**Exercise objective**
Using the listing that follows, return every line with the word "JSON".

**Given data**
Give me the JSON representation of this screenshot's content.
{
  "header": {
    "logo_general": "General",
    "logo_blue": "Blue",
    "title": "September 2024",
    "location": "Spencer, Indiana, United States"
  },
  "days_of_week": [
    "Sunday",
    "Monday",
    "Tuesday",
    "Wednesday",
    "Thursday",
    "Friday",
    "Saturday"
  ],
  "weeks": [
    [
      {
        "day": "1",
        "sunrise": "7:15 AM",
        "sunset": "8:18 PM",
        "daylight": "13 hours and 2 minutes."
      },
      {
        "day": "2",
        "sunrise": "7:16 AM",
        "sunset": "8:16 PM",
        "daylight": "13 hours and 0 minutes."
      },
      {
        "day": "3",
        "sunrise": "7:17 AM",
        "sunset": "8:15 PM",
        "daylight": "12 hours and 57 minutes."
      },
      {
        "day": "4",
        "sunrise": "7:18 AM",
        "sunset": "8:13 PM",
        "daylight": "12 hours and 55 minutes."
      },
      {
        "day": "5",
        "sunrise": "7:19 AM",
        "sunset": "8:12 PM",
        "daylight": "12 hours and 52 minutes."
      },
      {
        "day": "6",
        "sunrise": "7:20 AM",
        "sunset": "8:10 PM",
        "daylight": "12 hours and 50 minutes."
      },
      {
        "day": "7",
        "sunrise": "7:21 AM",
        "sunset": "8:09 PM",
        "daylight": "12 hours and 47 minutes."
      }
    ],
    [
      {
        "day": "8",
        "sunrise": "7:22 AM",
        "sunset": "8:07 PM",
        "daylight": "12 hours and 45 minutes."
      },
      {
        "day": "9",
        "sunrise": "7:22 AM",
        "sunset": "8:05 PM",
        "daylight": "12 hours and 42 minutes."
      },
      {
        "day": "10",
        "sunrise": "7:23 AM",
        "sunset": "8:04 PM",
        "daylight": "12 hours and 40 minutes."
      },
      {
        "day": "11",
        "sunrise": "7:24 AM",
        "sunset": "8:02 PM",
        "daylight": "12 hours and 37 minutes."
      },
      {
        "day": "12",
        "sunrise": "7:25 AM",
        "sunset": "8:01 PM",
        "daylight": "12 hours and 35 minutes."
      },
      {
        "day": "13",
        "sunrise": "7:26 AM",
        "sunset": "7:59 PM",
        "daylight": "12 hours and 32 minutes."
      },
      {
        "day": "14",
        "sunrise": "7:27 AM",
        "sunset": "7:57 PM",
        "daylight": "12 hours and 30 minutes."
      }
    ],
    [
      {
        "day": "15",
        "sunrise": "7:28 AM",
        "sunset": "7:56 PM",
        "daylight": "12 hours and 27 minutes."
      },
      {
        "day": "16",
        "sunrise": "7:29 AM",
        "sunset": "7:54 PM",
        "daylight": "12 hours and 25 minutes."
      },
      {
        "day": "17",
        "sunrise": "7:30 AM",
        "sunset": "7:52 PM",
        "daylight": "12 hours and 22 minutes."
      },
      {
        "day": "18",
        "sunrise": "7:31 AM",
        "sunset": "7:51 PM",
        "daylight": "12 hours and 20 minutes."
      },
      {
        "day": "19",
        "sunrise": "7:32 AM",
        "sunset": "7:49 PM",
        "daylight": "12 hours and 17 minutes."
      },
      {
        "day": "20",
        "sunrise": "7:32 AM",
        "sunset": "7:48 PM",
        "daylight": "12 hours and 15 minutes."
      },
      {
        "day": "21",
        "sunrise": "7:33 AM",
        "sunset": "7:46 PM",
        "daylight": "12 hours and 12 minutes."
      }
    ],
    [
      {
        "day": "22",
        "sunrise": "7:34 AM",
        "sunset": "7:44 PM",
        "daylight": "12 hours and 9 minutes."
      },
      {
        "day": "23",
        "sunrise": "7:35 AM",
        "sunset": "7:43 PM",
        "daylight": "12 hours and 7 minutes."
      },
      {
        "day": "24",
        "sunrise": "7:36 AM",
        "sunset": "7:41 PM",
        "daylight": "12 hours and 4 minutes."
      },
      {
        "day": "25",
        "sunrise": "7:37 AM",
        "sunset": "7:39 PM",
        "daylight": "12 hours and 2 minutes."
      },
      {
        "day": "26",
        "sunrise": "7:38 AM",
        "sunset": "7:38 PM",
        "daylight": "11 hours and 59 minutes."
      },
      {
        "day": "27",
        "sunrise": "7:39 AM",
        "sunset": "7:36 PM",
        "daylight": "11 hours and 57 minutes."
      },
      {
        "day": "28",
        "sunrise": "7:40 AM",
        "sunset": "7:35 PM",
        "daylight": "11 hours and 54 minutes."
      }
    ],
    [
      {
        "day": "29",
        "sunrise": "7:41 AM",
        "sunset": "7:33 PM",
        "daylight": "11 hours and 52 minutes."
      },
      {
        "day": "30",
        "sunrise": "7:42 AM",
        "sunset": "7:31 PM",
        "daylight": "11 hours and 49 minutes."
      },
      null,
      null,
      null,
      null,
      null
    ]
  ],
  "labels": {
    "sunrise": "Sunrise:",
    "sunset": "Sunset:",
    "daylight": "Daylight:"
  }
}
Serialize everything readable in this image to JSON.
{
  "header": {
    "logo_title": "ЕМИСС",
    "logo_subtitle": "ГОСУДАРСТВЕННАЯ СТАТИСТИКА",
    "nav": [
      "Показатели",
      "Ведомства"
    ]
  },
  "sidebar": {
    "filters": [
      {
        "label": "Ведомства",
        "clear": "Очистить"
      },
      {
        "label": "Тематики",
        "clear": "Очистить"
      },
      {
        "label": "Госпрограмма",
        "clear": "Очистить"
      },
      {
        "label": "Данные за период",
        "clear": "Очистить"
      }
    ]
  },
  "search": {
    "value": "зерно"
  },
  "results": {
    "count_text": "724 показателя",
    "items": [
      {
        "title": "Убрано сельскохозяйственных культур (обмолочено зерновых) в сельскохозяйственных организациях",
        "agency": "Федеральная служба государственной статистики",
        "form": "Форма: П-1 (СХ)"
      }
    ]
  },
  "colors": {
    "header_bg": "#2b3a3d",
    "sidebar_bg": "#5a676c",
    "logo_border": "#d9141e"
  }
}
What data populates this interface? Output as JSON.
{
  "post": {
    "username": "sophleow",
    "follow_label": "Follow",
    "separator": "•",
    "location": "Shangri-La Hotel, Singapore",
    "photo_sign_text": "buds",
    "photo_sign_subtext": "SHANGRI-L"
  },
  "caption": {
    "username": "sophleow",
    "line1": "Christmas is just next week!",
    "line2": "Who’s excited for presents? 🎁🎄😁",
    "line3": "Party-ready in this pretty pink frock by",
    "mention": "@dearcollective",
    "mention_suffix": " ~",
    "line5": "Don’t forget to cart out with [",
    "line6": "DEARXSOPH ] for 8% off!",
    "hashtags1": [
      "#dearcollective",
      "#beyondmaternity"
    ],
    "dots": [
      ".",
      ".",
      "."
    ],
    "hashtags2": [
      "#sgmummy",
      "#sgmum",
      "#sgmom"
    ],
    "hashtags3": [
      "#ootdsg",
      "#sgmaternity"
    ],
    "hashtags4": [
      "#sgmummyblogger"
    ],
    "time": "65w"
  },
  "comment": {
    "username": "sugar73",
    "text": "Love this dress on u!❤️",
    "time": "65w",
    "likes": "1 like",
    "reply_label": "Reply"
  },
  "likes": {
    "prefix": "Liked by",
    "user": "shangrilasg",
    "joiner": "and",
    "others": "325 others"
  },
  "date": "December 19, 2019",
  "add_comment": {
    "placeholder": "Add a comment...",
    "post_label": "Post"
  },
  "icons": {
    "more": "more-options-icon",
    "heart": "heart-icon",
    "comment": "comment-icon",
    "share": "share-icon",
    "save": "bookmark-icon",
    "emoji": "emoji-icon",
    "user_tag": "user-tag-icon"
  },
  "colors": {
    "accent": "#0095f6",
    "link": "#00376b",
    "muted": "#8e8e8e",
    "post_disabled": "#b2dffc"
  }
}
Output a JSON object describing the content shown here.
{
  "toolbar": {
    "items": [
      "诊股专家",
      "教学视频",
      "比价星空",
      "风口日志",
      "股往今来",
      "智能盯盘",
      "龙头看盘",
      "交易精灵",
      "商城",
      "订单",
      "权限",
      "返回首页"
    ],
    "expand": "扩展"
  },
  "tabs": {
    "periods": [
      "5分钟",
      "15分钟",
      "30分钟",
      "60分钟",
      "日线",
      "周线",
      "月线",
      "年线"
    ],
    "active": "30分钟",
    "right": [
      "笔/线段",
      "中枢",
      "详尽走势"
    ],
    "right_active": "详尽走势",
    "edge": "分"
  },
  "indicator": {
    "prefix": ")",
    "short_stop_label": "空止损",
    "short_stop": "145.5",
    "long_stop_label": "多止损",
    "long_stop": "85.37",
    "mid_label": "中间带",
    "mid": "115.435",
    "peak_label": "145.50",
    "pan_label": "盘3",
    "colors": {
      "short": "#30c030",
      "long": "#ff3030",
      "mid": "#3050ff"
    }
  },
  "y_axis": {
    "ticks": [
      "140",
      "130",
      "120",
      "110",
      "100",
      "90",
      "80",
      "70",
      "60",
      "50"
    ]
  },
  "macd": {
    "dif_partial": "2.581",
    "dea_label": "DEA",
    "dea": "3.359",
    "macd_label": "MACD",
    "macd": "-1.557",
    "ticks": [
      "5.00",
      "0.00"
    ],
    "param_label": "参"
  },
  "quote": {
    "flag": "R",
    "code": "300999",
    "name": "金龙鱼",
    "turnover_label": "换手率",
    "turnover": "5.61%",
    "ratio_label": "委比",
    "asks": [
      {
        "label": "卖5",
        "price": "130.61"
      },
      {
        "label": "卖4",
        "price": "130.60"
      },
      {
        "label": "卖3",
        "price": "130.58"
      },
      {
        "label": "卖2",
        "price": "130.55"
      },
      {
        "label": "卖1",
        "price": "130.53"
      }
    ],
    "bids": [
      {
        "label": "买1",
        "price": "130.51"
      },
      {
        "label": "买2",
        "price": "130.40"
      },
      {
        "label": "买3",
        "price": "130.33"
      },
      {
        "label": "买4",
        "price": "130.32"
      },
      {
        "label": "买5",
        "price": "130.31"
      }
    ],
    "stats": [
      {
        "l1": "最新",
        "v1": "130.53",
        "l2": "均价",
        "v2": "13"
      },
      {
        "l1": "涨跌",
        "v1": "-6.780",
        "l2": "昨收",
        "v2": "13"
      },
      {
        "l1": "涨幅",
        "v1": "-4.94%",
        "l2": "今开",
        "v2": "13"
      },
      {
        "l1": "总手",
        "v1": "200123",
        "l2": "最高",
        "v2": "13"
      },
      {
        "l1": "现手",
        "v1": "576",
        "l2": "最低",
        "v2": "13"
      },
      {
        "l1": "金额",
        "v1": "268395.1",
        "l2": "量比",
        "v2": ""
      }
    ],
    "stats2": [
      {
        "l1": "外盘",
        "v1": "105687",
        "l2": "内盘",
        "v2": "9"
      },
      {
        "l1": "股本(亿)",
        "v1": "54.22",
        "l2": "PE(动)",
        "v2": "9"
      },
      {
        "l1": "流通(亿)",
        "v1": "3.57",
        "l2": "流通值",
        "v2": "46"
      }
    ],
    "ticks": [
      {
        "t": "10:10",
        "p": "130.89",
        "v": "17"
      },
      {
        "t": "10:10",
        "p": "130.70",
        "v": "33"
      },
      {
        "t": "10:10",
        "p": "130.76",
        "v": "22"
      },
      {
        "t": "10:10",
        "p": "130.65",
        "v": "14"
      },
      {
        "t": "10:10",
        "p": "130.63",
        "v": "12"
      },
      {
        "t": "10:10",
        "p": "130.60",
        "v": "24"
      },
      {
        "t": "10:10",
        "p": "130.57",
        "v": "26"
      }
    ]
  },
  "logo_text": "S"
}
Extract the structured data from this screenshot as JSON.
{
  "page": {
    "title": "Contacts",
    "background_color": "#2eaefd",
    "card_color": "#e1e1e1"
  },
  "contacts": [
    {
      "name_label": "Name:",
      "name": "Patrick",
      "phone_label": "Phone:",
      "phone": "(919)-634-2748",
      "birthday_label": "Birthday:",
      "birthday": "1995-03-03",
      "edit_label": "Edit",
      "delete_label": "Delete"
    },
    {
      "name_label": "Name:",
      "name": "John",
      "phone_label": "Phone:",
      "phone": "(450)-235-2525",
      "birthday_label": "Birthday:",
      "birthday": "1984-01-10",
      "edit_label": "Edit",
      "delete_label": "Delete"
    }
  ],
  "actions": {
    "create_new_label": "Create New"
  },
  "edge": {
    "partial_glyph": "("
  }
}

**Solved exercise**
Give me the JSON representation of this screenshot's content.
Serialize everything readable in this image to JSON.
What data populates this interface? Output as JSON.
Output a JSON object describing the content shown here.
Extract the structured data from this screenshot as JSON.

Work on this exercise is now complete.